OfficeNext announced the launch of its 8th annual international competition for best corporate interior projects.
Best Office Awards has been held since 2010 and it is the main Russian professional award in the field of corporate interiors design. Russian and foreign office projects are denoted with this award and the prize is given to the office architect and customer tandem.
Every year more than 100 projects take part in the Award. Since it was established Best Office Awards — considerate prestigious and important event for a lot of top russian and international
Located close to the French border, one Belgian city has become a biannual fixture on the calendar for those who work with interior space. Since its foundation in 1968, Kortrijk's (Courtrai in French) Biennale Interieur has been at the beating heart of interior-innovation, curated by leading figures such as Philippe Starck, Gio Ponti, and Verner Panton.
This year, for the Biennale's 25th anniversary, Kersten Geers and David Van Severen (Office KGDVS)—a practice with strong roots in the city itself—have been invited to make their mark on the exhibition's architectural and artistic programme. Their take on the show, entitled Silver Linings, marks a shift from the presentation of objects to the creation of full scale, complete interiors.

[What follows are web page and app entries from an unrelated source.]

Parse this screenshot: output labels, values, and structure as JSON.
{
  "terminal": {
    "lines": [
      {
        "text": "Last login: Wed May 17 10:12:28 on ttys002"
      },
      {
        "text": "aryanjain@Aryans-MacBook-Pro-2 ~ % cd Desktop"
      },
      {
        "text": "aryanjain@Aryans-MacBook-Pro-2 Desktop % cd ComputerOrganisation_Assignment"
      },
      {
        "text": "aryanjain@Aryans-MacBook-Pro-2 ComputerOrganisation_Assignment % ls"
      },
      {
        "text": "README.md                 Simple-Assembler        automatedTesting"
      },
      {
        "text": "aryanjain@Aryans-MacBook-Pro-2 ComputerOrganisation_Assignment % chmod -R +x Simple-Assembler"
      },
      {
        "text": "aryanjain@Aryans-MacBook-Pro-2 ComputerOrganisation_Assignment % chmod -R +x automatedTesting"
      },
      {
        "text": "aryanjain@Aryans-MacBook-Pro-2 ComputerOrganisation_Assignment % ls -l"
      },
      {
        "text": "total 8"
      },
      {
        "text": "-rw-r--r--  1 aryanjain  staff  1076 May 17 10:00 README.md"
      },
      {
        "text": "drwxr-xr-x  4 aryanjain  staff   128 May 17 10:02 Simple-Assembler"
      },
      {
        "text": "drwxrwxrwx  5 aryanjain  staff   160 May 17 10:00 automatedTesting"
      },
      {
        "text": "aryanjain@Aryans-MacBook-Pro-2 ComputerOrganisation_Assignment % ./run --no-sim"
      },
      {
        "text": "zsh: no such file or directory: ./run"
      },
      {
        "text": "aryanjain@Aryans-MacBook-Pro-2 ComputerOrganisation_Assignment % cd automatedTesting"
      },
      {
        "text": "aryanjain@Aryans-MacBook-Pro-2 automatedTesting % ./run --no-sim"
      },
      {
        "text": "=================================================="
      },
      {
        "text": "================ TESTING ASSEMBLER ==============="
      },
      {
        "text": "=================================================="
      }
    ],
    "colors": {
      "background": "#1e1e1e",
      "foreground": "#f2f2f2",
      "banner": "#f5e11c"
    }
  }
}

Concealed behind an 18th century Baroque façade in Strasbourg’s Place Kléber, the Café L’Aubette is a dazzlingly incongruous expression of the 1920s De Stijl movement. Designed by Theo van Doesburg, one of the movement’s founders and leading lights, the Aubette’s minimalist, geometric aesthetic was heavily influenced by the work of contemporary artists such as Piet Mondrian. In designing the café’s interiors, Van Doesburg sought to do more than simply place viewers before a painting; he wanted to envelop them in it.
Time Inc, NBBJ, and PowerToFly have partnered to host a global hackathon in Seattle, New York, and London. Teams will compete to invent the future of the distributed workplace; building products to encourage collaboration, connection, and culture flow. Prizes will include in-kind tech donation and an installation of the winning work.
When making a 3D model, just as with a physical model, one of the biggest challenges is in effectively conveying the feeling of a design's interior. This is made worse by the fact that historically, 3D modeling and viewing software has treated the design being modeled as primarily an object to be orbited around, rather than as a space to be viewed from within. The introduction of first-person viewing modes has improved this, but these still are hampered by the fact that movement is never as simple or intuitive as simply walking around in real space. All of this can make presenting interior spaces a frustrating experience.
However, there are a variety of techniques you can use to display interiors more effectively. In the second of our Selected by Sketchfab series, our partners at Sketchfab have picked out the best examples of from their platform of models that inventively show off interior spaces.